What the giver can do: Bring the child a non-stuff gift or ask the parent what would be something the child would both like and need. It’s a good idea to check with the parents before bringing anything, especially food. Some stuff myself and my kids would appreciate more than a small toy include: bubbles, bubble bath, chalk (in summer), small quantities of craft supplies or craft kits, or even small amounts of money (my kids are thrilled with $1!)
What the receiver can do: Unfortunately if they give the gift right to the child there’s no much you can do but explain to the child later that you can keep it for x amount of days or wait until they’re no longer interested, get rid of it, and hope their strange savant memory for missing toys doesn’t kick in.
Chances are if someone is receiving a gift that falls into the above criteria they’re going to be someone disappointed by your choices. If the gift was something that doesn’t appeal to them at all. It can be really hurtful that they don’t know you. If it’s something that doesn’t fit into their home or values it can be upsetting that you haven’t learned or don’t respect their life choices.
What the giver can do: Really consider who you’re giving the gift to. If you don’t know, ask them what they’d like or what they can use. Ask around. Look at their wishlists or their Pinterest. Write down ideas throughout the year when they say they want something. Don’t give something just because you like it or want them to be a certain way.
What the receiver can do: Don’t expect everyone to understand or respect you. Sometimes it’s hard for people to comprehend if your views or personality is a lot different to them or if you’ve changed over the years. Forgive and do not expect perfection. You don’t have to pretend to like something but show your appreciation for the fact that they tried.
Quick tips that any gift giver can use:
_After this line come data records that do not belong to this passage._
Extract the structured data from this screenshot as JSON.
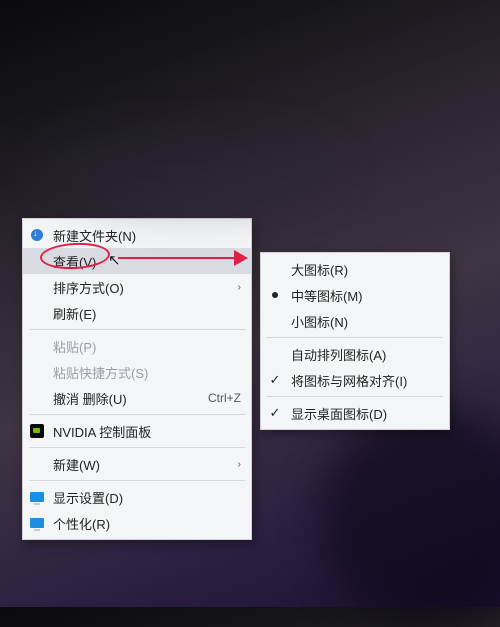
{
  "main_menu": {
    "items": [
      {
        "label": "新建文件夹(N)",
        "icon": "new"
      },
      {
        "label": "查看(V)",
        "submenu": true,
        "hover": true
      },
      {
        "label": "排序方式(O)",
        "submenu": true
      },
      {
        "label": "刷新(E)"
      },
      {
        "sep": true
      },
      {
        "label": "粘贴(P)",
        "disabled": true
      },
      {
        "label": "粘贴快捷方式(S)",
        "disabled": true
      },
      {
        "label": "撤消 删除(U)",
        "accel": "Ctrl+Z"
      },
      {
        "sep": true
      },
      {
        "label": "NVIDIA 控制面板",
        "icon": "nvidia"
      },
      {
        "sep": true
      },
      {
        "label": "新建(W)",
        "submenu": true
      },
      {
        "sep": true
      },
      {
        "label": "显示设置(D)",
        "icon": "monitor"
      },
      {
        "label": "个性化(R)",
        "icon": "monitor"
      }
    ]
  },
  "sub_menu": {
    "items": [
      {
        "label": "大图标(R)"
      },
      {
        "label": "中等图标(M)",
        "mark": "bullet"
      },
      {
        "label": "小图标(N)"
      },
      {
        "sep": true
      },
      {
        "label": "自动排列图标(A)"
      },
      {
        "label": "将图标与网格对齐(I)",
        "mark": "check"
      },
      {
        "sep": true
      },
      {
        "label": "显示桌面图标(D)",
        "mark": "check"
      }
    ]
  },
  "annotation": {
    "color": "#e02046"
  },
  "glyphs": {
    "arrow": "›",
    "check": "✓"
  }
}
- Look for wishlists and ask for ideas
- Go for practical, disposable, or activity
- Don’t buy gifts too far in advance as interests and lifestyles change
- Include a gift receipt whenever possible
- When giving to kids, check with the parents first
- Never expect anything in return
- Don’t attach obligation or expectations to the gift
- Listen to what people say and don’t impose your beliefs on others via gifts
- Don’t feel you have to give something to anyone
- Learn if your love language is gift giving and understand it’s not the same for everyone
In no way am I saying people shouldn’t give gifts, even physical ones. I’ve been lucky to receive a lot of very useful and valuable items in my home from others. I also was shocked when I started cleaning out everything to move how much of the clutter was gifts, the guilt I felt as I disposed of them, and the added pressure of family watching me sell the gifts. Going forward, I’m going to be more stickler about what comes through my doors – gifts included.
This article is based on my own personal experiences but I’m sure lots of people have dealt with this. If you’re completely at a loss for gift ideas gift cards and cash are not a bad idea!